Ever since I read this quote years ago, it has stuck with me. I can just picture him there, sitting on a crisp December night on a solitary park bench. Looking across the bay to the twinkling lights of New York. Just one little man in big city. A big city that is overshadowed by the twinkling lights of a gigantic universe. Maybe he thinks of his personal challenges. Maybe he thinks about the political storm in the culture around him. Maybe he thinks of the pain and suffering he has seen in his travels all over the world. Such a big world. Such a beautiful world. Such a broken world. And its just us here. To take it all on. To make sense of it. To fight it.
If this is the full story then he is totally right. And the more you consider it, the more this loneliness takes on weight, the more it grows, the more it consumes. It becomes like a lead weight dropped onto a paper canvas that causes the whole thing to collapse in on itself. If it’s just me and the universe then I am utterly and completely alone. Alone in the struggle. Alone in the pain. Alone in the journey. The whole drama, with all it’s blinking signs and ringing bells is played out on a stage that no one is watching. The universe doesn’t care what happens next.
2000 years earlier, a handsome Jewish carpenter is facing his own personal crisis: his fiancée is pregnant. And its not his child. He is heartbroken at the thought. Even more troubling though, is the fact that he knows what will happen to her if word of this gets out. He resolves to try to let her go quietly. A desperate attempt to salvage both of their lives from this disaster. But then he gets a strange message in the night. Don’t leave her. This child belongs to no man. He shall be called “Immanuel”, which means, “God with us”.
No other faith, philosophy or religion tells the story of Immanuel. We are not alone. We are made for a purpose that is as personal as it is meaningful. He has left the fingerprints of his beauty and wisdom in every corner of the world that he has made. He has seen us in our pain and in our rebellion. He has loved us from before the foundation of the world. He has entered our world to fight the fight that we could not fight. He has come to tell us that, yes, we are dust and yes we are doomed. And that he is here to stand for us, to pay our price, to make us his sons and daughters. He is not just a God who dictates from above. We are not alone.
Mr. Chaplin can only sit so long. His deep reflections are stirred by thickness of the cold in his lungs. He shakes off the stiffness in his muscles, flicks his glowing cigarette butt into the snowy mound and makes his walk back to town. As he walks through the park he passes a brightly lit nativity scene and a group of children singing carols. The songs the lights the hope – its all so nice. And onward he walks. Wishing for a better true story that the story of his park bench mediations. Wishing for the very story that he just walked passed.

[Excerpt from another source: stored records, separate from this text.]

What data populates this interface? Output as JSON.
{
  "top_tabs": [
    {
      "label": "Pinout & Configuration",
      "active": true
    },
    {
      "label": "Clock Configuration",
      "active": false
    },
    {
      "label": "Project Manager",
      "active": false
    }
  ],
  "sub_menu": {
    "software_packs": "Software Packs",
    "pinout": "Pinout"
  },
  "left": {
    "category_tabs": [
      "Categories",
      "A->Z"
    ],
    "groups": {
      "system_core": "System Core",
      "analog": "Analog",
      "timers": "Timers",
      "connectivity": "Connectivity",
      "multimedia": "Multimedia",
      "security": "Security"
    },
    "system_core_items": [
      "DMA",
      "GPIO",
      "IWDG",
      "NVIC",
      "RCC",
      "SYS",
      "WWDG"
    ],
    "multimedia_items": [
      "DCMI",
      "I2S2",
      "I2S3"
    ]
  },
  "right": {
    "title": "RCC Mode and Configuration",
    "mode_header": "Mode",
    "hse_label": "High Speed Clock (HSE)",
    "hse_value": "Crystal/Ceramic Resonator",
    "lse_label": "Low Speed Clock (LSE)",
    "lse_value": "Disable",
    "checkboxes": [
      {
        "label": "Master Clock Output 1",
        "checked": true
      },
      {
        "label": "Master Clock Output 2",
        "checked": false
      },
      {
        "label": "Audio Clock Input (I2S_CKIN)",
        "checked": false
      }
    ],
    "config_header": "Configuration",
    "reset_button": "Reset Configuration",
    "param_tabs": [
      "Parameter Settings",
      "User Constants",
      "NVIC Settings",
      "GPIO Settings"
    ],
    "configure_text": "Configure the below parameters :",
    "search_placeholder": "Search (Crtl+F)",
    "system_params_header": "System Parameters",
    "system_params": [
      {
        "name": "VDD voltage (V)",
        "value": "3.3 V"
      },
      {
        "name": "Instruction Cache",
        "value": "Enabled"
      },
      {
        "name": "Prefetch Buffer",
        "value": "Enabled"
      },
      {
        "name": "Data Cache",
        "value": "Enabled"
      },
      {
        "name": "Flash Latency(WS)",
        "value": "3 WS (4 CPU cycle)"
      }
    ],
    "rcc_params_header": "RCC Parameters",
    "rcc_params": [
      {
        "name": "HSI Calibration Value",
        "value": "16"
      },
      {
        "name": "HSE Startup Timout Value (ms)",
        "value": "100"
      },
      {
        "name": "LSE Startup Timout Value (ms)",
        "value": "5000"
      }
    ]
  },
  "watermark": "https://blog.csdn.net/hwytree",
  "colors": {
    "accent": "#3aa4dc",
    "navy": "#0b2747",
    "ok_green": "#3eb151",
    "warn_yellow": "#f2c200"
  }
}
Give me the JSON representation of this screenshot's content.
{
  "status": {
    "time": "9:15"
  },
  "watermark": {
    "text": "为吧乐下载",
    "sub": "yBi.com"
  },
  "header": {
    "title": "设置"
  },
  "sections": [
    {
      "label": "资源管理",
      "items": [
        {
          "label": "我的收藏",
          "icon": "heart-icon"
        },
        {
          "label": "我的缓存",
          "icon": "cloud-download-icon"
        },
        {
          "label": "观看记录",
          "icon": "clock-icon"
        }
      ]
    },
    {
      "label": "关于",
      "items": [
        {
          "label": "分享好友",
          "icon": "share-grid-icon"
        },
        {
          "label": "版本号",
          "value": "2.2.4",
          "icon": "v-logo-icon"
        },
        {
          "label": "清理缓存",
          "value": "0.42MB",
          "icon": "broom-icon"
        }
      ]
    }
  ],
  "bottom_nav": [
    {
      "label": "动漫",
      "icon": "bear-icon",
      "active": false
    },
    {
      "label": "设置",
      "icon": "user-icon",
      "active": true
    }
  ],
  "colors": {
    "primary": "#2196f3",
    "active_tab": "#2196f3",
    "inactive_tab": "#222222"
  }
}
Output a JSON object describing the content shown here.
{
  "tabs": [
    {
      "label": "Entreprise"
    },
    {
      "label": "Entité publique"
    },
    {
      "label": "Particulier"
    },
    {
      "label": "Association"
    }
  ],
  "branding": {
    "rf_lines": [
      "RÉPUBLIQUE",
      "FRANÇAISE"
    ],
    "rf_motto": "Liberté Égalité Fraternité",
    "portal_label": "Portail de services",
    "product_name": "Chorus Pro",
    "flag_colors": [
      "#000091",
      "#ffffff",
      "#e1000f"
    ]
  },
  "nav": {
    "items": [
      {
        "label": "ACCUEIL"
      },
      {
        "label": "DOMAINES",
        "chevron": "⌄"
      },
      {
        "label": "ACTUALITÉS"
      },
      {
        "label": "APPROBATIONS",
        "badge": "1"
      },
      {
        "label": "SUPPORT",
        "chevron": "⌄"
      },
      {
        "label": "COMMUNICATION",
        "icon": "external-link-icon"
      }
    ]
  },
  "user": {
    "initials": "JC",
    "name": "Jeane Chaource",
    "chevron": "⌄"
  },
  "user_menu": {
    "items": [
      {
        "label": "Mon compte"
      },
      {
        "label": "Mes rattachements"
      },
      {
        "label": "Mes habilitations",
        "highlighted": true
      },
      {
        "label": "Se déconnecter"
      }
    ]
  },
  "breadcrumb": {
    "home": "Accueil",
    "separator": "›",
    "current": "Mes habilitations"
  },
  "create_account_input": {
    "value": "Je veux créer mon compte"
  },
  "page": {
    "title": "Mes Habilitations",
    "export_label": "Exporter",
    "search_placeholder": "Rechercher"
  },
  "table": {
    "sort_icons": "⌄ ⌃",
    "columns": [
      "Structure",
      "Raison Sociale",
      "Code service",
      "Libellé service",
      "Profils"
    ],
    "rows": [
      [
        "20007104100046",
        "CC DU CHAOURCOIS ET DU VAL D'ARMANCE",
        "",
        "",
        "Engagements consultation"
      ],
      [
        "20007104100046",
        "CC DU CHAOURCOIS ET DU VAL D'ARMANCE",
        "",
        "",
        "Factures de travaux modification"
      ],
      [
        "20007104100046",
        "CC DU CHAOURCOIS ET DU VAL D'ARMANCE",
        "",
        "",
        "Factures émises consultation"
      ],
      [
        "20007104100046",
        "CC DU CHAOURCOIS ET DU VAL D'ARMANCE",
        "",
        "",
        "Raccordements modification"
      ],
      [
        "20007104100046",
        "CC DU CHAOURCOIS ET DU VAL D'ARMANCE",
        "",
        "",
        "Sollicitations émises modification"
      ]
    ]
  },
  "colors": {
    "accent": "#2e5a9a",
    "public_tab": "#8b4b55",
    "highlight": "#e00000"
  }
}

Schaeffer, Francis A.. How Should We Then Live? (L’Abri 50th Anniversary Edition): The Rise and Decline of Western Thought and Culture (Kindle Locations 3178-3179). Crossway. Kindle Edition.